As EPs go, this one has garnered quite a lot of attention. As opening statements go, that is slightly underwhelming, but you may understand my lukewarm tone in a moment, when I try to convince you that this has a few problems rather than being close to perfection as many have suggested in previous reviews. The reason why Mercyful Fate’s first official release has attracted so much interest is basically because it is somewhat of a milestone and the kicking-off point for a band of almost unparalleled reputation in our world. I would like to forgo the history lesson, but it’s necessary: go ahead and compare this to other heavy metal releases from 1982 and tell me that this isn’t a step ahead both in terms of ideas and execution, such as the audacious vocals, the mysterious tone of the riffs, and the darkness of the lyrics, not to mention the glory of the leads.

Essentially, Mercyful Fate was a release that took everything just a step or two further than the likes of Iron Maiden, Angel Witch, and Satan, who were a little safe in comparison to this bunch of Danes. That is empirically evident from the intense screeching of King Diamond’s vocals on the opening song, the dirtier riffing on ‘Doomed by the Living Dead’, plus the excess of the concepts and themes. The four songs on this EP range from good to great, with ‘A Corpse Without Soul’ probably taking the pick due to its excellent structuring and irresistible riffing, while ‘Nuns Have No Fun’ is the weakest effort, not attaining the same distinctive character as the others. Plenty has been written in the other reviews about the riskiness of the style, the memorability of the songs, and the majesty of Hank Shermann and Michael Denner playing leads until your jaw gets gravel burn from its constant contact with the ground. I don’t want to rub in those elements, so please assume those things are already said and let me branch off in another direction.

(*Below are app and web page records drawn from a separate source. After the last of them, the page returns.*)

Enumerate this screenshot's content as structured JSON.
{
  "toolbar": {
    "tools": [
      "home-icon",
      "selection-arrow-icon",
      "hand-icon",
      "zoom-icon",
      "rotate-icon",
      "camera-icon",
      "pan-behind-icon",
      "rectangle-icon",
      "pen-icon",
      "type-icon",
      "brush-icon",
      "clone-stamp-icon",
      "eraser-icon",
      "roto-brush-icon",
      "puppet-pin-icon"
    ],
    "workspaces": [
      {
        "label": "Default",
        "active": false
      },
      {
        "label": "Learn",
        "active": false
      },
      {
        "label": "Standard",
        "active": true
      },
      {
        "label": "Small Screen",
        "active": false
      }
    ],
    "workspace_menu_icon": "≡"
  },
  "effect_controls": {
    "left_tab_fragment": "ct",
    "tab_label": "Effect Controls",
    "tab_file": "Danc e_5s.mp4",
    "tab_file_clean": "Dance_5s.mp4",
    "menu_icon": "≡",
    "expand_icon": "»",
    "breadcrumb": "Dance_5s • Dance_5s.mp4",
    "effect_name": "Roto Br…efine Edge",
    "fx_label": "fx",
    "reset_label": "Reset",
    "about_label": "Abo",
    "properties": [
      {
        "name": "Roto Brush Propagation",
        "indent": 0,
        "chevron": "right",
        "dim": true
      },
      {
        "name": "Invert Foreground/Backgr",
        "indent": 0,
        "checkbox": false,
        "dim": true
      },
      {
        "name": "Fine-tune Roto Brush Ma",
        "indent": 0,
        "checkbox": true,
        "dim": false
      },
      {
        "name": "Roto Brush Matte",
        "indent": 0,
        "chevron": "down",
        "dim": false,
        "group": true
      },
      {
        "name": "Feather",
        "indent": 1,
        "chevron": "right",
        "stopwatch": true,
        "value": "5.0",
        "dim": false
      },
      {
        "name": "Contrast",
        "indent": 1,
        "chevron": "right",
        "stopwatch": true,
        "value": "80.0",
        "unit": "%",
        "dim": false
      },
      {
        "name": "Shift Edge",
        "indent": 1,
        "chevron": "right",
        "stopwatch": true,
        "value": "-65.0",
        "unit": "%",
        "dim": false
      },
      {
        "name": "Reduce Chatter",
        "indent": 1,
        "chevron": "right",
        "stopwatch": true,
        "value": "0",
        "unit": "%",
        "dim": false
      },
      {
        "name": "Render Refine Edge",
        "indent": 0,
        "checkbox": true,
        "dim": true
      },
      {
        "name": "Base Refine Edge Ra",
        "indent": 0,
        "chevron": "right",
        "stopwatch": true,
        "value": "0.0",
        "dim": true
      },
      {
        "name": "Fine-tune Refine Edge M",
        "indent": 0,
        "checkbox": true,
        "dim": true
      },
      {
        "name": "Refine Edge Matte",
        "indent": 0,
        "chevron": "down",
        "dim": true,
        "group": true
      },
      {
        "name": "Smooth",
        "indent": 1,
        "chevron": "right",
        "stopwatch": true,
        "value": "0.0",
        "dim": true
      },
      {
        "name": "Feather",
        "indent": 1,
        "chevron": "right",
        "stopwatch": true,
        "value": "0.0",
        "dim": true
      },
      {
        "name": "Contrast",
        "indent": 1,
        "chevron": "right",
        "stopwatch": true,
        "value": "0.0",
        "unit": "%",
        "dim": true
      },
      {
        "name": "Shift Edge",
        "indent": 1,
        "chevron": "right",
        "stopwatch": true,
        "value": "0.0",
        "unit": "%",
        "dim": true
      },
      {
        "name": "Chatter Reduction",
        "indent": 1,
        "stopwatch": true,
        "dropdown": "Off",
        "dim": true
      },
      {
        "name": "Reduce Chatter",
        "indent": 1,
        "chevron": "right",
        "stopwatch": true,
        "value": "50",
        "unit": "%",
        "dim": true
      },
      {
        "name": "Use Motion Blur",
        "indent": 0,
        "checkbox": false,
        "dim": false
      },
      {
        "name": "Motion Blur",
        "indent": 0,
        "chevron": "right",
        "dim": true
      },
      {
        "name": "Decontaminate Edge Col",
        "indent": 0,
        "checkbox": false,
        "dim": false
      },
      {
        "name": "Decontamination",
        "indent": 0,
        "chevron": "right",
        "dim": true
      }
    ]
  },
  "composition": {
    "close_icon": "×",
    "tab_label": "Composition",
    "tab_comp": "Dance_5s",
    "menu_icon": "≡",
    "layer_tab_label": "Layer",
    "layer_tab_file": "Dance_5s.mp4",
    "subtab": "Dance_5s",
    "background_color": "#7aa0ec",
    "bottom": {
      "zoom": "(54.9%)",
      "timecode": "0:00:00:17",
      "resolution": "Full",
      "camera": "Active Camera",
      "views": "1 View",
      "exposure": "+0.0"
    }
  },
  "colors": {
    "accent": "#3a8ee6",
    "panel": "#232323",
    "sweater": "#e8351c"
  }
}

One of the issues with Mercyful Fate as a historical entity is that they have been associated with the rise of black metal. While it’s true that their prominence has advanced the instances of Satanism in metal and King Diamond’s facepaint rubbed off on the Norwegians, there is much more to tie this release in with power metal or even hard rock. The power metal part isn’t an issue in itself, especially considering that Mercyful Fate actually precedes the European power metal movement, but it’s more the fact that Diamond’s vocals are mostly high-pitched here and occasionally horribly so, such as on ‘Devil Eyes’, where he just keeps screaming the title at dog-whistle level. You could also tie the lead work into power metal, though that is harmonically balanced and doesn’t cause any pain, whereas I just can’t enjoy Diamond’s contribution at times. The reason why I have the words hard rock in this paragraph is because ‘Nuns Have No Fun’ is distinctly not the same style as the rest of the release, using chord-based riffs for part of the time and a fairly typical NWOBHM guitar line for the refrain, operating on a kind of thuggish uptempo Judas Priest strut that can’t offer much until the lead breaks kick in and Diamond sounds like the real deal on the “Nuns have no fun, they just have their fathers and sons” verse.

The end result of those mixed styles is that you are likely to become either distracted, frustrated, or both by the collisions between different ideas, since there are things that don’t mix well at all. That ranges from little things, such as the opposing moods of the backing vocals and the lead vocals at the beginning of ‘A Corpse Without Soul’ to the big things, for example the juxtaposition of the aforementioned opener’s creepy, speedy rush with the tepid hard rock that immediately follows it on ‘Nuns Have No Fun’. It’s up and down in that sense, nor does it add to the drama, though there is the argument that Mercyful Fate were essentially adding to several genres with each new song and each new riff. The part that disappoints me the most is the tendency of the band to overdo some of the great elements, such as that attention-seeking solo that opens the EP and Diamond’s vocals that are sometimes just too much. Just to show I’m not a sour bastard though, I'd like to mention that his scream at the end of ‘A Corpse Without Soul’ is just fucking perfect.

What that leaves us with is a mini-album full of ideas, most of them excellent but some of them misdirected, resulting in an exciting experience though not a fully satisfying one. Some bumps in production and vocal gymnastics would be sorted out before the Melissa full-length the following year, while the awkward meeting of styles would take until Don't Break the Oath to settle down. Some may say that the rawness and unpredictability of Mercyful Fate adds to its cult charm, but for me it undermines the high level of technical prowess and dreamily perfect sections that do exist here. However, even bearing that in mind, it would be stupid not to listen to it, since it really is quite good.